• Exercise: Could you find every line in the entries below that holds the word "title" and copy it?

--- Source material Enclosed Below ---

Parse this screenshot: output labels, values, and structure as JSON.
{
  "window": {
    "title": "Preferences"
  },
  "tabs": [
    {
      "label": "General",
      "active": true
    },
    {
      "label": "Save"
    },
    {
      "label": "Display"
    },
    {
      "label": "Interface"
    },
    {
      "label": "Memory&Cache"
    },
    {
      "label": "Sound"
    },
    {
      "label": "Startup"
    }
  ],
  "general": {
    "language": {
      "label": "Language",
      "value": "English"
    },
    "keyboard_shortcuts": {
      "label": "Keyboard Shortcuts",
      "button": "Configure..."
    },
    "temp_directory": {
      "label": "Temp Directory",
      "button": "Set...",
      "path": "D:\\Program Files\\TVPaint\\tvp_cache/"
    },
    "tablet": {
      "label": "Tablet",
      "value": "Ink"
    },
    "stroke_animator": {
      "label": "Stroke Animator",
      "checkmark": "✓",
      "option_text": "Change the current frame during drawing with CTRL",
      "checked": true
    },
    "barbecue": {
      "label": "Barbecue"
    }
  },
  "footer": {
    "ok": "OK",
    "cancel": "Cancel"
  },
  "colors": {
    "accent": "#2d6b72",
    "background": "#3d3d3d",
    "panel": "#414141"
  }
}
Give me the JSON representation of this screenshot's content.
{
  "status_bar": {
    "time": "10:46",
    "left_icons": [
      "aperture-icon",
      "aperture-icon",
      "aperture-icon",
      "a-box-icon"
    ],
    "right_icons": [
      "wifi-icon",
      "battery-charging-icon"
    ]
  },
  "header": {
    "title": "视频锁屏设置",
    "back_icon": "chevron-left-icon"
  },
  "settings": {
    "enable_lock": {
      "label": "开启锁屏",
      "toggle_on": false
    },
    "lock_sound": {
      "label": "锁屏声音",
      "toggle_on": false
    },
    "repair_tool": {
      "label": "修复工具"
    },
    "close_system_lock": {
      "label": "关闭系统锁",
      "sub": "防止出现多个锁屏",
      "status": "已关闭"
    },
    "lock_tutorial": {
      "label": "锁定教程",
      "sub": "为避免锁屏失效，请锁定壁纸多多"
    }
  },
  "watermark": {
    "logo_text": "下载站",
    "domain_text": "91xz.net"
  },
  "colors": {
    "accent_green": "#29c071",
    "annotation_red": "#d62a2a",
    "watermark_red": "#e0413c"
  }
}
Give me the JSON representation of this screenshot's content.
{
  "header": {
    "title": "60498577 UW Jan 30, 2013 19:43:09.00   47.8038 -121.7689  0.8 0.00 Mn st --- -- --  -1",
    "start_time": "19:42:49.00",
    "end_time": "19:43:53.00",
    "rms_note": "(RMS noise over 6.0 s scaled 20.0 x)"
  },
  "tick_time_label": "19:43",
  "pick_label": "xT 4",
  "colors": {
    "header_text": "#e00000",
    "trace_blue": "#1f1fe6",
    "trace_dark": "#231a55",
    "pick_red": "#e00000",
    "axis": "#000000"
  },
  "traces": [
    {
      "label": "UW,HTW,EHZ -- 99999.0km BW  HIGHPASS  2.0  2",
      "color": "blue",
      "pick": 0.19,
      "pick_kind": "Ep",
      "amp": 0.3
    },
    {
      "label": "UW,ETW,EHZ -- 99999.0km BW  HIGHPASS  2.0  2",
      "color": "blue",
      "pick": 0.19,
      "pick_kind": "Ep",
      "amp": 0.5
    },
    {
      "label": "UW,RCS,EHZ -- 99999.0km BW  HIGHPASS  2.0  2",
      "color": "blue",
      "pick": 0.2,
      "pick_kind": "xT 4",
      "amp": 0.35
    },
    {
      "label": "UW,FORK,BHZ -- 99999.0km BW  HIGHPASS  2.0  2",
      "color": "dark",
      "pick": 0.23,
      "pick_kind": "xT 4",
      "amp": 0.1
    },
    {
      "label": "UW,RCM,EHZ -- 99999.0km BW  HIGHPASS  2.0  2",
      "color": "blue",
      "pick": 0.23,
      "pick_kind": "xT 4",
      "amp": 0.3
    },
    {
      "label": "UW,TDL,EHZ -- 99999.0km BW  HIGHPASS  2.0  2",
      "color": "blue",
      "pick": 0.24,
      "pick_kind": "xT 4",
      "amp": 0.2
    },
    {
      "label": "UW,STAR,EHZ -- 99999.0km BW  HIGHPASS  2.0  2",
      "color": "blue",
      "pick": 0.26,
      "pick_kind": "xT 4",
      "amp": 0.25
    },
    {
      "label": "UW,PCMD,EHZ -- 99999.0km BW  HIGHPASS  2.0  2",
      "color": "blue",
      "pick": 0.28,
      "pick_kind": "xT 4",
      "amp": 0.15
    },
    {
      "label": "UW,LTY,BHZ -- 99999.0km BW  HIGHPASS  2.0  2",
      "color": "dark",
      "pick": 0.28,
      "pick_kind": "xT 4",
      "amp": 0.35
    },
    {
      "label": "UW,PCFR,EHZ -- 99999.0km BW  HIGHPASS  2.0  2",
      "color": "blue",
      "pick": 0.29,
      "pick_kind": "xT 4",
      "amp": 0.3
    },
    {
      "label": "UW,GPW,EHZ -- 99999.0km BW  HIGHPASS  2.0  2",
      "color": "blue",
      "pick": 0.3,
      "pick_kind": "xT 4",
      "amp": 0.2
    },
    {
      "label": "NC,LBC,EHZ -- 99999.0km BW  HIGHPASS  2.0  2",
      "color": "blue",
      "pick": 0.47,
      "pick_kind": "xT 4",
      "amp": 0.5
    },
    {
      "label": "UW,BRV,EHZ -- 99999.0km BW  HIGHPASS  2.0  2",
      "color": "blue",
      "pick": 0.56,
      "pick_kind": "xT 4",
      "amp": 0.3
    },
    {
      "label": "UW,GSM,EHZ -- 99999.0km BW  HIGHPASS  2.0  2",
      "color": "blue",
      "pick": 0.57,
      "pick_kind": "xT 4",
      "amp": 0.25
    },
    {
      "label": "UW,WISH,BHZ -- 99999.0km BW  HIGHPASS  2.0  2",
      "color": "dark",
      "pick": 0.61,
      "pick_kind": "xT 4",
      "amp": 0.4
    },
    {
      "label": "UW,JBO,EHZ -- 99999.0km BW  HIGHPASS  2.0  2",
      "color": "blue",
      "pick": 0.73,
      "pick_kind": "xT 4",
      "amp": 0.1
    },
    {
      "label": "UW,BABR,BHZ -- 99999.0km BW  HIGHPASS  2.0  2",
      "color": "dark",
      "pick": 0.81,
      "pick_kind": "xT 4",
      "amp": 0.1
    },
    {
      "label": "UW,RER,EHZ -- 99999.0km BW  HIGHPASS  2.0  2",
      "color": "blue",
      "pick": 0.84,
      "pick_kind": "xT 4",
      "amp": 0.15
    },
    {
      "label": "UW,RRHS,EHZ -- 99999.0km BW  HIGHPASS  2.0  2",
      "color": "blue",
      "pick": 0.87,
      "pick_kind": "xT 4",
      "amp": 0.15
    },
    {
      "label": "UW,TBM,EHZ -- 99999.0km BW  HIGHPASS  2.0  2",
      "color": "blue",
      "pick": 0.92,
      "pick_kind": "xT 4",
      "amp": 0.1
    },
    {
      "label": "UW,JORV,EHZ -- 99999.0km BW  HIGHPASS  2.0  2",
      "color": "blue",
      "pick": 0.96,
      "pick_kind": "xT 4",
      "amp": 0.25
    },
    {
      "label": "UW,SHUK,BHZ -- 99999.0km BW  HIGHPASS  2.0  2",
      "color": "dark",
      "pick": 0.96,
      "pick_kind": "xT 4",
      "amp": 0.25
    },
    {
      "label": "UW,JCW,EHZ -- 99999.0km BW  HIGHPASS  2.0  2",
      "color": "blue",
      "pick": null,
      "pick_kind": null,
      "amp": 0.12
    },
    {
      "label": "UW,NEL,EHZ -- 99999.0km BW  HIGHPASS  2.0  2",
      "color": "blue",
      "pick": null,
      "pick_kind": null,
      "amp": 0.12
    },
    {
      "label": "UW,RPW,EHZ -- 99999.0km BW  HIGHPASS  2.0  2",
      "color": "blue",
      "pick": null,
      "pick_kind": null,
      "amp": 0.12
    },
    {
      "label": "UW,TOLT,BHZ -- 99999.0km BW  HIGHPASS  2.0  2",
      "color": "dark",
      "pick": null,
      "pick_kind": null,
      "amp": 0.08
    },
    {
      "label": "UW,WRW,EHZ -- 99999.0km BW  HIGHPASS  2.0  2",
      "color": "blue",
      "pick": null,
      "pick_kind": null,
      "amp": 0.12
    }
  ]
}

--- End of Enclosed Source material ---

• Result for this task:
    "title": "Preferences"
    "title": "视频锁屏设置",
    "title": "60498577 UW Jan 30, 2013 19:43:09.00   47.8038 -121.7689  0.8 0.00 Mn st --- -- --  -1",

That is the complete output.